**WHAT THE TASK ASKS**
Word for word, give the data again without its pictures.

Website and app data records
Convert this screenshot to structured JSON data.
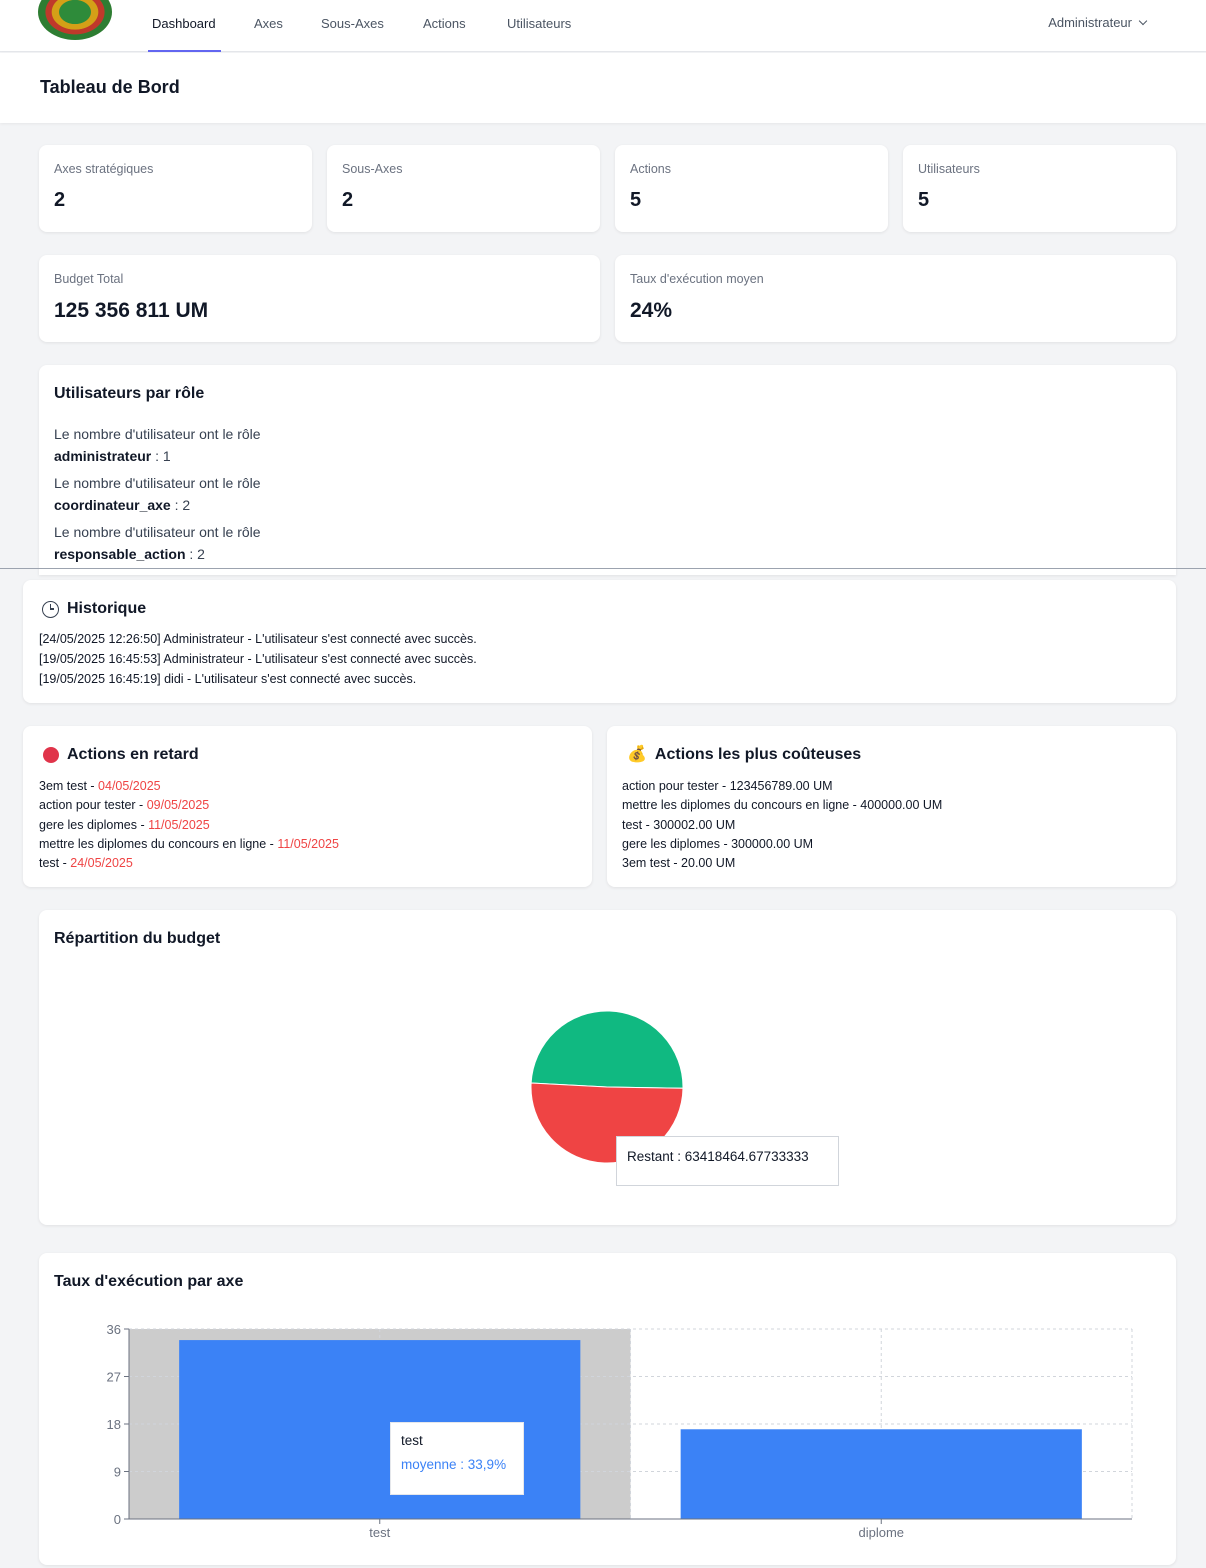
{
  "nav": {
    "items": [
      "Dashboard",
      "Axes",
      "Sous-Axes",
      "Actions",
      "Utilisateurs"
    ],
    "active": "Dashboard",
    "user": "Administrateur"
  },
  "page": {
    "title": "Tableau de Bord"
  },
  "stats": [
    {
      "label": "Axes stratégiques",
      "value": "2"
    },
    {
      "label": "Sous-Axes",
      "value": "2"
    },
    {
      "label": "Actions",
      "value": "5"
    },
    {
      "label": "Utilisateurs",
      "value": "5"
    },
    {
      "label": "Budget Total",
      "value": "125 356 811 UM"
    },
    {
      "label": "Taux d'exécution moyen",
      "value": "24%"
    }
  ],
  "roles": {
    "title": "Utilisateurs par rôle",
    "prefix": "Le nombre d'utilisateur ont le rôle",
    "items": [
      {
        "role": "administrateur",
        "count": " : 1"
      },
      {
        "role": "coordinateur_axe",
        "count": " : 2"
      },
      {
        "role": "responsable_action",
        "count": " : 2"
      }
    ]
  },
  "history": {
    "title": "Historique",
    "icon": "clock-icon",
    "entries": [
      "[24/05/2025 12:26:50] Administrateur - L'utilisateur s'est connecté avec succès.",
      "[19/05/2025 16:45:53] Administrateur - L'utilisateur s'est connecté avec succès.",
      "[19/05/2025 16:45:19] didi - L'utilisateur s'est connecté avec succès."
    ]
  },
  "late": {
    "title": "Actions en retard",
    "icon": "red-circle-icon",
    "items": [
      {
        "name": "3em test - ",
        "date": "04/05/2025"
      },
      {
        "name": "action pour tester - ",
        "date": "09/05/2025"
      },
      {
        "name": "gere les diplomes - ",
        "date": "11/05/2025"
      },
      {
        "name": "mettre les diplomes du concours en ligne - ",
        "date": "11/05/2025"
      },
      {
        "name": "test - ",
        "date": "24/05/2025"
      }
    ]
  },
  "costly": {
    "title": "Actions les plus coûteuses",
    "icon": "money-bag-icon",
    "items": [
      "action pour tester - 123456789.00 UM",
      "mettre les diplomes du concours en ligne - 400000.00 UM",
      "test - 300002.00 UM",
      "gere les diplomes - 300000.00 UM",
      "3em test - 20.00 UM"
    ]
  },
  "pie": {
    "title": "Répartition du budget",
    "tooltip": "Restant : 63418464.67733333"
  },
  "bars": {
    "title": "Taux d'exécution par axe",
    "tooltip_title": "test",
    "tooltip_value": "moyenne : 33,9%"
  },
  "colors": {
    "green": "#10b981",
    "red": "#ef4444",
    "blue": "#3b82f6",
    "highlight": "#cccccc"
  },
  "chart_data": [
    {
      "type": "pie",
      "title": "Répartition du budget",
      "slices": [
        {
          "name": "",
          "value": 61938346.32,
          "color": "#10b981"
        },
        {
          "name": "Restant",
          "value": 63418464.67733333,
          "color": "#ef4444"
        }
      ]
    },
    {
      "type": "bar",
      "title": "Taux d'exécution par axe",
      "categories": [
        "test",
        "diplome"
      ],
      "values": [
        33.9,
        17
      ],
      "ylim": [
        0,
        36
      ],
      "yticks": [
        0,
        9,
        18,
        27,
        36
      ],
      "grid": true,
      "highlighted": "test"
    }
  ]
}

**REPLY TO THE EXERCISE**
Convert this screenshot to structured JSON data.
{
  "nav": {
    "items": [
      "Dashboard",
      "Axes",
      "Sous-Axes",
      "Actions",
      "Utilisateurs"
    ],
    "active": "Dashboard",
    "user": "Administrateur"
  },
  "page": {
    "title": "Tableau de Bord"
  },
  "stats": [
    {
      "label": "Axes stratégiques",
      "value": "2"
    },
    {
      "label": "Sous-Axes",
      "value": "2"
    },
    {
      "label": "Actions",
      "value": "5"
    },
    {
      "label": "Utilisateurs",
      "value": "5"
    },
    {
      "label": "Budget Total",
      "value": "125 356 811 UM"
    },
    {
      "label": "Taux d'exécution moyen",
      "value": "24%"
    }
  ],
  "roles": {
    "title": "Utilisateurs par rôle",
    "prefix": "Le nombre d'utilisateur ont le rôle",
    "items": [
      {
        "role": "administrateur",
        "count": " : 1"
      },
      {
        "role": "coordinateur_axe",
        "count": " : 2"
      },
      {
        "role": "responsable_action",
        "count": " : 2"
      }
    ]
  },
  "history": {
    "title": "Historique",
    "icon": "clock-icon",
    "entries": [
      "[24/05/2025 12:26:50] Administrateur - L'utilisateur s'est connecté avec succès.",
      "[19/05/2025 16:45:53] Administrateur - L'utilisateur s'est connecté avec succès.",
      "[19/05/2025 16:45:19] didi - L'utilisateur s'est connecté avec succès."
    ]
  },
  "late": {
    "title": "Actions en retard",
    "icon": "red-circle-icon",
    "items": [
      {
        "name": "3em test - ",
        "date": "04/05/2025"
      },
      {
        "name": "action pour tester - ",
        "date": "09/05/2025"
      },
      {
        "name": "gere les diplomes - ",
        "date": "11/05/2025"
      },
      {
        "name": "mettre les diplomes du concours en ligne - ",
        "date": "11/05/2025"
      },
      {
        "name": "test - ",
        "date": "24/05/2025"
      }
    ]
  },
  "costly": {
    "title": "Actions les plus coûteuses",
    "icon": "money-bag-icon",
    "items": [
      "action pour tester - 123456789.00 UM",
      "mettre les diplomes du concours en ligne - 400000.00 UM",
      "test - 300002.00 UM",
      "gere les diplomes - 300000.00 UM",
      "3em test - 20.00 UM"
    ]
  },
  "pie": {
    "title": "Répartition du budget",
    "tooltip": "Restant : 63418464.67733333"
  },
  "bars": {
    "title": "Taux d'exécution par axe",
    "tooltip_title": "test",
    "tooltip_value": "moyenne : 33,9%"
  },
  "colors": {
    "green": "#10b981",
    "red": "#ef4444",
    "blue": "#3b82f6",
    "highlight": "#cccccc"
  },
  "chart_data": [
    {
      "type": "pie",
      "title": "Répartition du budget",
      "slices": [
        {
          "name": "",
          "value": 61938346.32,
          "color": "#10b981"
        },
        {
          "name": "Restant",
          "value": 63418464.67733333,
          "color": "#ef4444"
        }
      ]
    },
    {
      "type": "bar",
      "title": "Taux d'exécution par axe",
      "categories": [
        "test",
        "diplome"
      ],
      "values": [
        33.9,
        17
      ],
      "ylim": [
        0,
        36
      ],
      "yticks": [
        0,
        9,
        18,
        27,
        36
      ],
      "grid": true,
      "highlighted": "test"
    }
  ]
}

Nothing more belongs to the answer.